• _What to work on_:
Nothing but an exact repeat of the data, with pictures removed, belongs in the answer.

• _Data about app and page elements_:
#####

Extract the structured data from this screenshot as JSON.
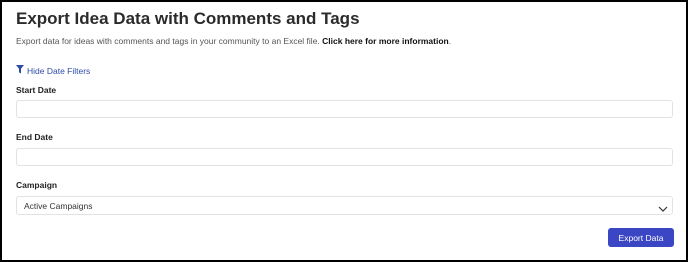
{
  "header": {
    "title": "Export Idea Data with Comments and Tags",
    "description": "Export data for ideas with comments and tags in your community to an Excel file.",
    "info_link": "Click here for more information",
    "info_link_suffix": "."
  },
  "filters": {
    "toggle_label": "Hide Date Filters",
    "toggle_icon": "funnel-icon",
    "start_date": {
      "label": "Start Date",
      "value": "",
      "placeholder": ""
    },
    "end_date": {
      "label": "End Date",
      "value": "",
      "placeholder": ""
    },
    "campaign": {
      "label": "Campaign",
      "selected": "Active Campaigns",
      "icon": "chevron-down-icon"
    }
  },
  "actions": {
    "export_label": "Export Data"
  },
  "colors": {
    "accent": "#3b46c4",
    "link": "#2f4aa8",
    "border": "#e2e2e2",
    "frame": "#000000"
  }
}
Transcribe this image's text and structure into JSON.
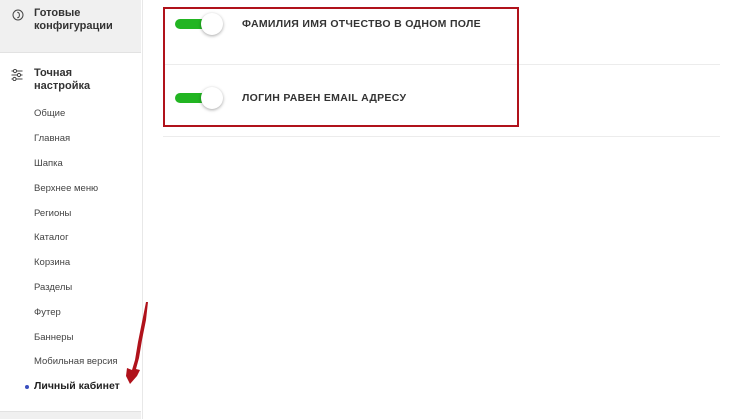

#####

• _Written response_:
Extract the structured data from this screenshot as JSON.
{
  "header": {
    "title": "Export Idea Data with Comments and Tags",
    "description": "Export data for ideas with comments and tags in your community to an Excel file.",
    "info_link": "Click here for more information",
    "info_link_suffix": "."
  },
  "filters": {
    "toggle_label": "Hide Date Filters",
    "toggle_icon": "funnel-icon",
    "start_date": {
      "label": "Start Date",
      "value": "",
      "placeholder": ""
    },
    "end_date": {
      "label": "End Date",
      "value": "",
      "placeholder": ""
    },
    "campaign": {
      "label": "Campaign",
      "selected": "Active Campaigns",
      "icon": "chevron-down-icon"
    }
  },
  "actions": {
    "export_label": "Export Data"
  },
  "colors": {
    "accent": "#3b46c4",
    "link": "#2f4aa8",
    "border": "#e2e2e2",
    "frame": "#000000"
  }
}
Transcribe this image's text and structure into JSON.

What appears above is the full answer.